Labor

THIS IS A PAGE ABOUT LABOR & HUMAN RIGHTS

A former Waste Management Inc. chief financial officer was found liable Thursday for civil fraud and other securities violations that federal officials said caused investors to lose more than $6 billion.
CEOs in the defense and oil industries have been able to translate war and rising oil prices into personal jackpots, according to a new report from the Institute for Policy Studies and United for a Fair Economy, Executive Excess 2006.
This month, an important event is taking place that should change the lives of workers on Saipan, an island in the U.S. Commonwealth of the Northern Mariana Islands, and impact the way we address issues of sweatshop throughout the world.
The CEOs of three-quarters of the world's 100 largest companies have just completed an uncomfortable weekend at the tiny Swiss ski resort of Davos, while their companies' share prices nosedived on global stock markets, amid concern that the U.S. economy is staggering towards recession.
Wal-Mart, the nation's largest private employer, is pushing to create a cheaper, more flexible work force by capping wages, using more part-time workers and scheduling more workers on nights and weekends.
Nigerian consortium Bluestar, led by tycoon Aliko Dangote, has pulled out of a deal to take stakes in oil refineries after protests by trade unionists.
Nike's website allows visitors to create custom shoes bearing a word or slogan -- a service Nike trumpets as being about freedom to choose and freedom to express who you are. Confronted with Nike's celebration of freedom and their statement that if you want it done right, build it yourself, I could not help but think of the people in crowded factories in Asia and South America who actually build Nike shoes.

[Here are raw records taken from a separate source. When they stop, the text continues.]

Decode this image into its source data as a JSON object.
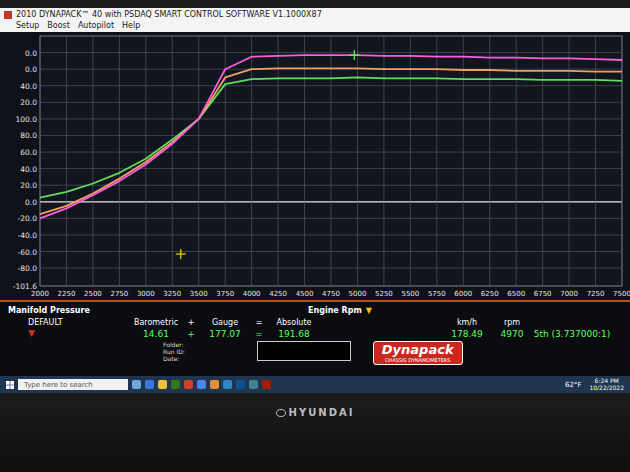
{
  "window": {
    "title": "2010 DYNAPACK™ 40 with PSDAQ SMART CONTROL SOFTWARE V1.1000X87",
    "menu": [
      "Setup",
      "Boost",
      "Autopilot",
      "Help"
    ]
  },
  "chart": {
    "y_ticks": [
      {
        "label": "0.0",
        "value": 180
      },
      {
        "label": "0.0",
        "value": 160
      },
      {
        "label": "40.0",
        "value": 140
      },
      {
        "label": "20.0",
        "value": 120
      },
      {
        "label": "100.0",
        "value": 100
      },
      {
        "label": "80.0",
        "value": 80
      },
      {
        "label": "60.0",
        "value": 60
      },
      {
        "label": "40.0",
        "value": 40
      },
      {
        "label": "20.0",
        "value": 20
      },
      {
        "label": "0.0",
        "value": 0
      },
      {
        "label": "-20.0",
        "value": -20
      },
      {
        "label": "-40.0",
        "value": -40
      },
      {
        "label": "-60.0",
        "value": -60
      },
      {
        "label": "-80.0",
        "value": -80
      },
      {
        "label": "-101.6",
        "value": -101.6
      }
    ],
    "x_ticks": [
      "2000",
      "2250",
      "2500",
      "2750",
      "3000",
      "3250",
      "3500",
      "3750",
      "4000",
      "4250",
      "4500",
      "4750",
      "5000",
      "5250",
      "5500",
      "5750",
      "6000",
      "6250",
      "6500",
      "6750",
      "7000",
      "7250",
      "7500"
    ],
    "rpm": [
      2000,
      2250,
      2500,
      2750,
      3000,
      3250,
      3500,
      3750,
      4000,
      4250,
      4500,
      4750,
      5000,
      5250,
      5500,
      5750,
      6000,
      6250,
      6500,
      6750,
      7000,
      7250,
      7500
    ],
    "series": [
      {
        "color": "#5ee05e",
        "values": [
          5,
          12,
          22,
          35,
          52,
          75,
          100,
          142,
          148,
          149,
          149,
          149,
          150,
          149,
          149,
          149,
          148,
          148,
          148,
          147,
          147,
          147,
          146
        ]
      },
      {
        "color": "#f0a060",
        "values": [
          -15,
          -5,
          10,
          28,
          48,
          72,
          100,
          150,
          160,
          161,
          161,
          161,
          161,
          160,
          160,
          160,
          159,
          159,
          158,
          158,
          158,
          157,
          157
        ]
      },
      {
        "color": "#ff5ce0",
        "values": [
          -20,
          -8,
          8,
          25,
          45,
          70,
          100,
          160,
          175,
          176,
          177,
          177,
          177,
          176,
          176,
          175,
          175,
          174,
          174,
          173,
          173,
          172,
          171
        ]
      }
    ],
    "cursors": [
      {
        "rpm": 4970,
        "value": 177.07,
        "color": "#4cff4c"
      },
      {
        "rpm": 3330,
        "value": -63,
        "color": "#f0d020"
      }
    ]
  },
  "readout": {
    "channel": "Manifold Pressure",
    "x_title": "Engine Rpm",
    "x_title_icon": "▼",
    "preset": "DEFAULT",
    "preset_icon": "▼",
    "labels": [
      "Barometric",
      "+",
      "Gauge",
      "=",
      "Absolute"
    ],
    "values": [
      "14.61",
      "+",
      "177.07",
      "=",
      "191.68"
    ],
    "speed_labels": [
      "km/h",
      "rpm",
      ""
    ],
    "speed_values": [
      "178.49",
      "4970",
      "5th (3.737000:1)"
    ],
    "run_info": [
      "Folder:",
      "Run ID:",
      "Date:"
    ],
    "logo": {
      "name": "Dynapack",
      "tagline": "CHASSIS DYNAMOMETERS"
    }
  },
  "taskbar": {
    "search": "Type here to search",
    "weather": "62°F",
    "time": "6:24 PM",
    "date": "10/22/2022"
  },
  "monitor": {
    "brand": "HYUNDAI"
  }
}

UBS AG, the Swiss bank battered by massive write-downs and its role in a U.S. tax-evasion scheme, announced the surprise departure of chief executive Marcel Rohner. Mr. Rohner's sudden departure comes after UBS agreed earlier this month to a $780 million settlement with the U.S. Justice Department of a criminal inquiry into the bank's role in the tax evasion.
Sûreté International - a private detective agency - was allegedly hired by Ikea France to spy on prospective and existing employees, activists from the union Force Ouvrière and even disgruntled customers.